“Proportio,” curated by Axel Vervoordt and Daniela Ferretti, brings the concept of proportion into an architectural and broadly artistic context. Measure, geometry, and numerical relationships are distinctive, substantial features of the exhibited works. An ascending path leads from the building’s spare, severe substructure to the diaphanous presence of works on its upper floors. Tatsuro Miki and Vervoordt’s five pavilions—architectural artworks made of hemp and quicklime—pay homage to the golden ratio while embracing the organic nature of their materials. Markus Brunetti’s enormous photographs of cathedral facades and Heinz Mack’s Rotating Ziggurat (Zikurat), 2010, fit perfectly into the rough spaces on the ground floor.

The main floor offers mimetic, precious works, such as a faintly delineated face in plaster by Fausto Melotti and a neon sculpture based on the Fibonacci sequence by Mario Merz. At the entrance to the third floor, in a 1907 sculpture of Paris by Canova, chiastic patterns become apparent, hinting at a formal and chromatic reduction of compositional elements, a strategy later adopted by everyone from Carl Andre to Sol LeWitt to Pier Paolo Calzolari.

On the top floor, Marina Abramović’s Ten Thousand Stars, 2015, leads viewers into a sidereal dimension as they listen, via headphones, to Abramović’s voice chanting the names of stars.
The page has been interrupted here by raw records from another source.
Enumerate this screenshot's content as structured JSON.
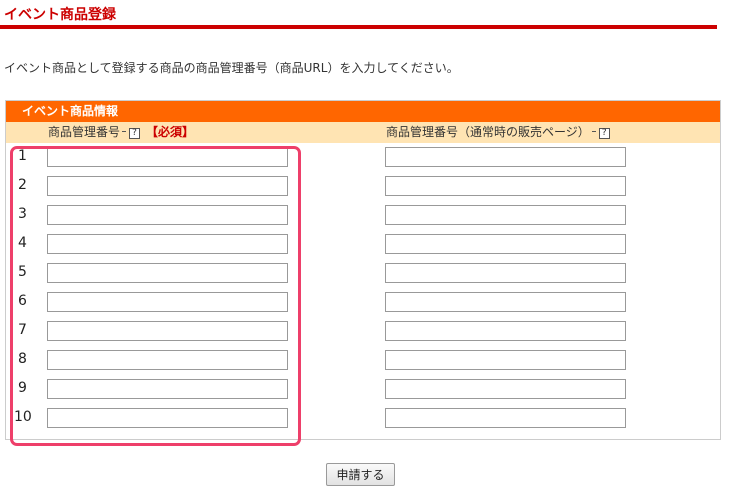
{
  "page": {
    "title": "イベント商品登録",
    "intro": "イベント商品として登録する商品の商品管理番号（商品URL）を入力してください。"
  },
  "panel": {
    "title": "イベント商品情報",
    "col_a_label": "商品管理番号",
    "col_a_required": "【必須】",
    "col_b_label": "商品管理番号（通常時の販売ページ）",
    "help_glyph": "?"
  },
  "rows": [
    {
      "num": "1",
      "value_a": "",
      "value_b": ""
    },
    {
      "num": "2",
      "value_a": "",
      "value_b": ""
    },
    {
      "num": "3",
      "value_a": "",
      "value_b": ""
    },
    {
      "num": "4",
      "value_a": "",
      "value_b": ""
    },
    {
      "num": "5",
      "value_a": "",
      "value_b": ""
    },
    {
      "num": "6",
      "value_a": "",
      "value_b": ""
    },
    {
      "num": "7",
      "value_a": "",
      "value_b": ""
    },
    {
      "num": "8",
      "value_a": "",
      "value_b": ""
    },
    {
      "num": "9",
      "value_a": "",
      "value_b": ""
    },
    {
      "num": "10",
      "value_a": "",
      "value_b": ""
    }
  ],
  "submit_label": "申請する",
  "colors": {
    "accent_red": "#cc0000",
    "panel_orange": "#ff6600",
    "header_tan": "#ffe4b3",
    "highlight_pink": "#ee3f6a"
  }
}
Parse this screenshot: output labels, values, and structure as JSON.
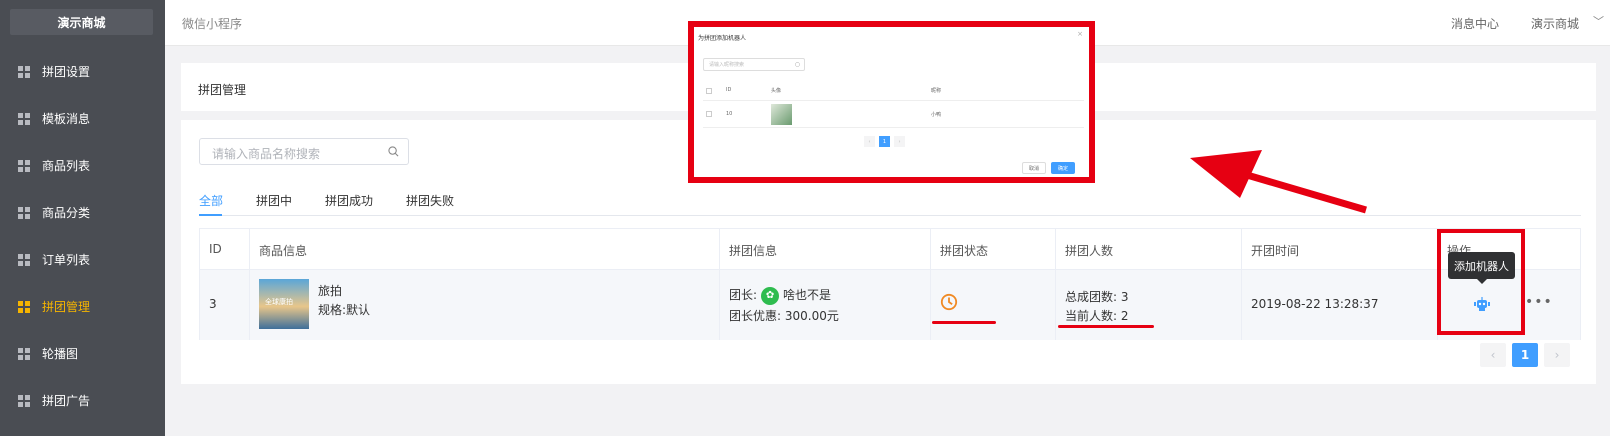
{
  "sidebar": {
    "brand": "演示商城",
    "items": [
      {
        "label": "拼团设置",
        "active": false
      },
      {
        "label": "模板消息",
        "active": false
      },
      {
        "label": "商品列表",
        "active": false
      },
      {
        "label": "商品分类",
        "active": false
      },
      {
        "label": "订单列表",
        "active": false
      },
      {
        "label": "拼团管理",
        "active": true
      },
      {
        "label": "轮播图",
        "active": false
      },
      {
        "label": "拼团广告",
        "active": false
      }
    ]
  },
  "topbar": {
    "title": "微信小程序",
    "messages": "消息中心",
    "store": "演示商城",
    "chevron": "﹀"
  },
  "page": {
    "title": "拼团管理",
    "search_placeholder": "请输入商品名称搜索",
    "tabs": [
      "全部",
      "拼团中",
      "拼团成功",
      "拼团失败"
    ],
    "active_tab": 0
  },
  "table": {
    "headers": [
      "ID",
      "商品信息",
      "拼团信息",
      "拼团状态",
      "拼团人数",
      "开团时间",
      "操作"
    ],
    "row": {
      "id": "3",
      "product_name": "旅拍",
      "product_spec": "规格:默认",
      "thumb_text": "全球康拍",
      "leader_label": "团长:",
      "leader_name": "啥也不是",
      "leader_discount": "团长优惠: 300.00元",
      "total_groups": "总成团数:  3",
      "current_people": "当前人数:  2",
      "open_time": "2019-08-22 13:28:37",
      "more": "•••"
    }
  },
  "tooltip": "添加机器人",
  "pagination": {
    "prev": "‹",
    "current": "1",
    "next": "›"
  },
  "modal": {
    "title": "为拼团添加机器人",
    "close": "×",
    "search_placeholder": "请输入昵称搜索",
    "search_icon": "○",
    "headers": {
      "id": "ID",
      "avatar": "头像",
      "nickname": "昵称"
    },
    "row": {
      "id": "10",
      "nickname": "小鸭"
    },
    "pager": {
      "prev": "‹",
      "current": "1",
      "next": "›"
    },
    "cancel": "取消",
    "confirm": "确定"
  },
  "colors": {
    "sidebar_bg": "#4a4d53",
    "active": "#f5b400",
    "primary": "#409eff",
    "annotation_red": "#e60012",
    "wechat": "#2ebc4f"
  }
}
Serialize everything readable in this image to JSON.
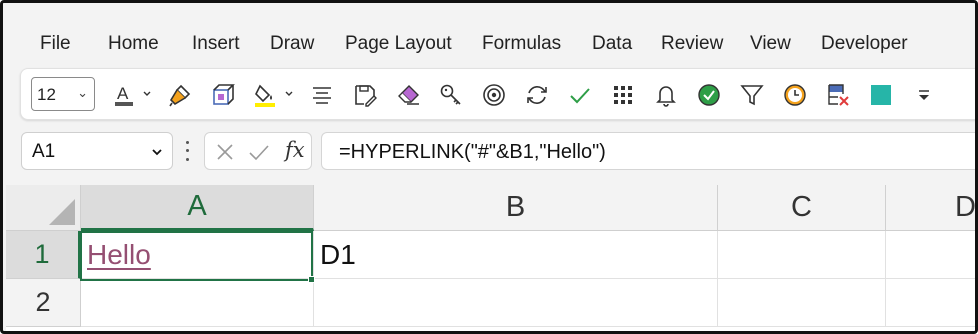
{
  "menu": [
    "File",
    "Home",
    "Insert",
    "Draw",
    "Page Layout",
    "Formulas",
    "Data",
    "Review",
    "View",
    "Developer"
  ],
  "toolbar": {
    "font_size": "12",
    "buttons": [
      "font-color",
      "format-painter",
      "3d-box",
      "fill-color",
      "align",
      "save-as",
      "eraser",
      "key",
      "target",
      "refresh",
      "check",
      "grid",
      "bell",
      "check-circle",
      "filter",
      "clock",
      "delete-sheet",
      "fill-square",
      "customize"
    ],
    "colors": {
      "font_color_bar": "#555555",
      "fill_color_bar": "#ffee00",
      "teal": "#26b5a8",
      "orange": "#f4a21d",
      "green": "#2e9e47"
    }
  },
  "name_box": {
    "value": "A1"
  },
  "formula_bar": {
    "fx": "fx",
    "value": "=HYPERLINK(\"#\"&B1,\"Hello\")"
  },
  "grid": {
    "columns": [
      "A",
      "B",
      "C",
      "D"
    ],
    "rows": [
      "1",
      "2"
    ],
    "cells": {
      "A1": "Hello",
      "B1": "D1"
    }
  }
}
Meanwhile, Maaria Wirkkala’s half-full glasses set on swings oscillate silently like timeless pendulums. Together the works’ upended and dematerialized gestures suggest otherworldly proportions of intergalactic space. As its underlying theme unfolds, this dense, refined exhibition captures visitors in an arresting, immersive atmosphere.

Translated from Italian by Marguerite Shore.

Marta Silvi

Sean Scully

San Marco, 2906
May 9–November 22

Sean Scully, Landline Brüke 5.14, 2014, oil on linen, 85 x 76 x 3".

There is a soothing calm to Sean Scully’s way with color—his paintings glisten with a new-car sheen. This current exhibition, “Land Sea,” focuses on the painter’s output from the past seven years, with more of an emphasis on the sea than land—an apt choice considering the show’s location in Venice. It is easy to be persuaded, as well as delighted, by the sludgy brushwork of paintings like Blueland (all works cited, 2014), sexy in its stilled sloppiness, which ideally would have had its colors scooped up from the water of the Grand Canal, shimmering directly beneath the palazzo here. That is, until you go outside and realize that the water is actually green, not blue. Still, if the paintings are convincing enough to cause this slip of memory, it says something in their favor, no?

Nearby, the oil-on-linen work Landline Brüke 5.14 is a medley of horizontal blues with two well-placed swaths of yellow toward the top and bottom of the canvas, as if thrown in to give these blankets some well-deserved punctuation. Even when Scully’s paintings are at their most earthy—as in the two gigantic paintings on aluminum, The Gatherer and Slope—you still want to wrap yourself in them.

Travis Jeppesen